**About this task**:
Every line below that holds the string "training" should be copied.

**Material for the task**:
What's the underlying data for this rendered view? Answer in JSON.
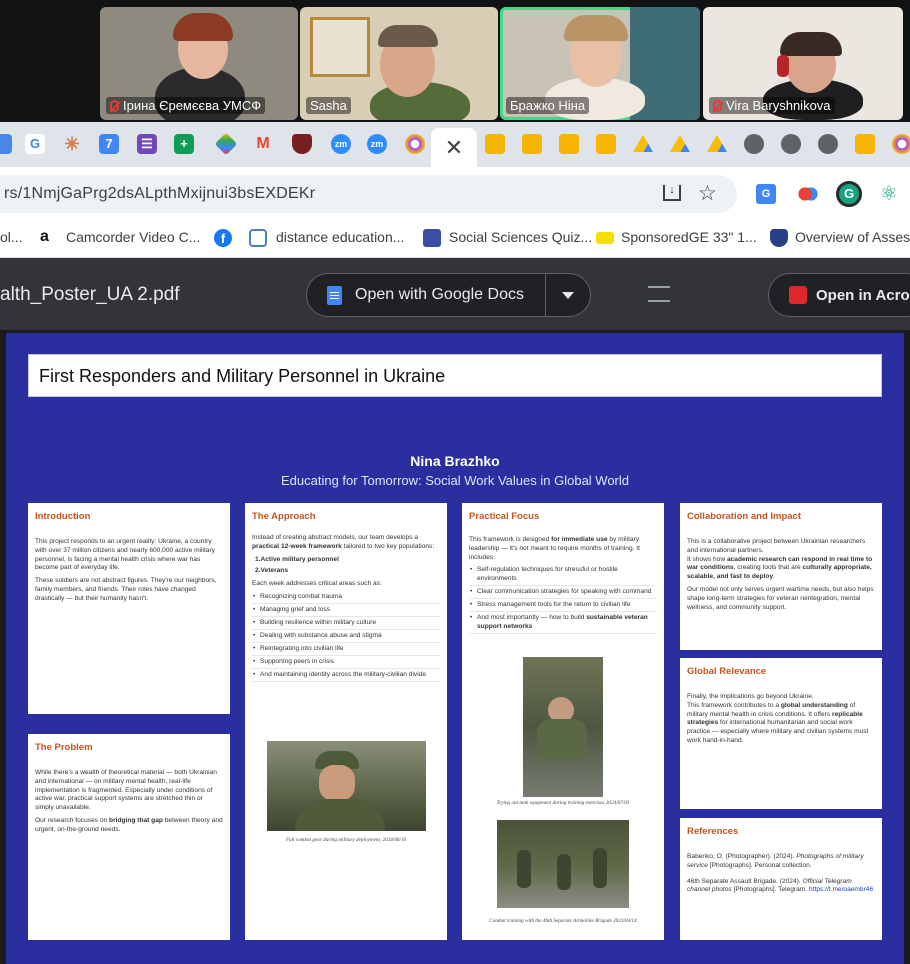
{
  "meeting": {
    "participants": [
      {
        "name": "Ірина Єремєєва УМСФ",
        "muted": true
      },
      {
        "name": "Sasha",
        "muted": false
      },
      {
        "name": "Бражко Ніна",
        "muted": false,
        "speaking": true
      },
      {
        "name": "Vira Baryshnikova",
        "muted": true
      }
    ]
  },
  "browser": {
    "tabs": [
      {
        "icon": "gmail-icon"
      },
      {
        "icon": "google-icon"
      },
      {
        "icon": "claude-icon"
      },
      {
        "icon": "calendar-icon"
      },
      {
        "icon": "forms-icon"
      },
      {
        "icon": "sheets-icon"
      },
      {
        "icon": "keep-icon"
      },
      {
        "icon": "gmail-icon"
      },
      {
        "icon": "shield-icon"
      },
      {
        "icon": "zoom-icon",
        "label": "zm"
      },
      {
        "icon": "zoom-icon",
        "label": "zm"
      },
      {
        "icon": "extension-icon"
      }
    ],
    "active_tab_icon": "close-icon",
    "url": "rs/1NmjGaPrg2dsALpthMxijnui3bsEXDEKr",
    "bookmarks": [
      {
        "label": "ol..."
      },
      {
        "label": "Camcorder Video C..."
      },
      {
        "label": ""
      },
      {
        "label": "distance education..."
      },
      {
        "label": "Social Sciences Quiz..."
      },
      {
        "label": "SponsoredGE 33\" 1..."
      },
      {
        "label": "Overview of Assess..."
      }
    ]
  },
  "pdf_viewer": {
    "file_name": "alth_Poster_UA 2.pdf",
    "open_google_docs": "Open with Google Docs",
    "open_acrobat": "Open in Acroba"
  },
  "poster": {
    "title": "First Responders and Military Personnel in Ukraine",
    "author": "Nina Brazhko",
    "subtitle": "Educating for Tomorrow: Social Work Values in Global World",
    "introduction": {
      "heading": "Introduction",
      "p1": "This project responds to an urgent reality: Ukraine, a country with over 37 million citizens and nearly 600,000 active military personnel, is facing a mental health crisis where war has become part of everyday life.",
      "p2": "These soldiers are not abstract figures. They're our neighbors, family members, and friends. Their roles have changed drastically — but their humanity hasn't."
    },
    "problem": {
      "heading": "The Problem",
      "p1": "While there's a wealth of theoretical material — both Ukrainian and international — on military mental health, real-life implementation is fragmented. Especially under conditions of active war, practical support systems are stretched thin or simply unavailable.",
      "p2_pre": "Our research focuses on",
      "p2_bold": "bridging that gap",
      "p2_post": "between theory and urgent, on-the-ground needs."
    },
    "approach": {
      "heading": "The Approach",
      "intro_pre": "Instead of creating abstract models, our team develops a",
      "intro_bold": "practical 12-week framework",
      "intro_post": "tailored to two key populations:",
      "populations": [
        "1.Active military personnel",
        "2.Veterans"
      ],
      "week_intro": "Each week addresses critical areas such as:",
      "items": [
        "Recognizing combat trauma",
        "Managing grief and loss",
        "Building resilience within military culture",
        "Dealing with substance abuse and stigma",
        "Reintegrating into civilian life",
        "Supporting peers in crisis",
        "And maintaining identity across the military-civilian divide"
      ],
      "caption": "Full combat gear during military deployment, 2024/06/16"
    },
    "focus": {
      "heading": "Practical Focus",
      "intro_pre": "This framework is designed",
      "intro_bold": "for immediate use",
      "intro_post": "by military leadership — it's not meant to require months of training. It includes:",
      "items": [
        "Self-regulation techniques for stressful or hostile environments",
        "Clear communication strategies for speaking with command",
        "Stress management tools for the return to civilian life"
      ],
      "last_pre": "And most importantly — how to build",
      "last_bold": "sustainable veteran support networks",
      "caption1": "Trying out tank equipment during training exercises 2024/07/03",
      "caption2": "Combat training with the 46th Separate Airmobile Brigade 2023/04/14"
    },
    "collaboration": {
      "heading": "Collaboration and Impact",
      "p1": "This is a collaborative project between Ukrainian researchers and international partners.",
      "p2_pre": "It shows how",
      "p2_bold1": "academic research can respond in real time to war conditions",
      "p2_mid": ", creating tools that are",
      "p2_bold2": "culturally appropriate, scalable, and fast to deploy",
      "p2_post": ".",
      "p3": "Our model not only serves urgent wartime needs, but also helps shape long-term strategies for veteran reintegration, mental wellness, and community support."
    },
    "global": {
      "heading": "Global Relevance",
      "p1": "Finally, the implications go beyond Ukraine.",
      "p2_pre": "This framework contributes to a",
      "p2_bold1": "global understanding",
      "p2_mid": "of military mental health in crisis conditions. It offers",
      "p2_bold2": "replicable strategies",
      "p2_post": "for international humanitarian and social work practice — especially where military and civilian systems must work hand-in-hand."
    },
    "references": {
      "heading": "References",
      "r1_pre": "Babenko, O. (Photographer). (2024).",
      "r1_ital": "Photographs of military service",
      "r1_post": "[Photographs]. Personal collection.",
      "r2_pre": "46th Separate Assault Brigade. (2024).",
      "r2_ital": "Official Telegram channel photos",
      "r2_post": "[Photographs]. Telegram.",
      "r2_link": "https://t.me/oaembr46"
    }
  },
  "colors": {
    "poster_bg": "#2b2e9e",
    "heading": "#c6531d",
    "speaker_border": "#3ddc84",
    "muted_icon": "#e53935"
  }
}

**Solution to the exercise**:
      "intro_post": "by military leadership — it's not meant to require months of training. It includes:",
      "caption1": "Trying out tank equipment during training exercises 2024/07/03",
      "caption2": "Combat training with the 46th Separate Airmobile Brigade 2023/04/14"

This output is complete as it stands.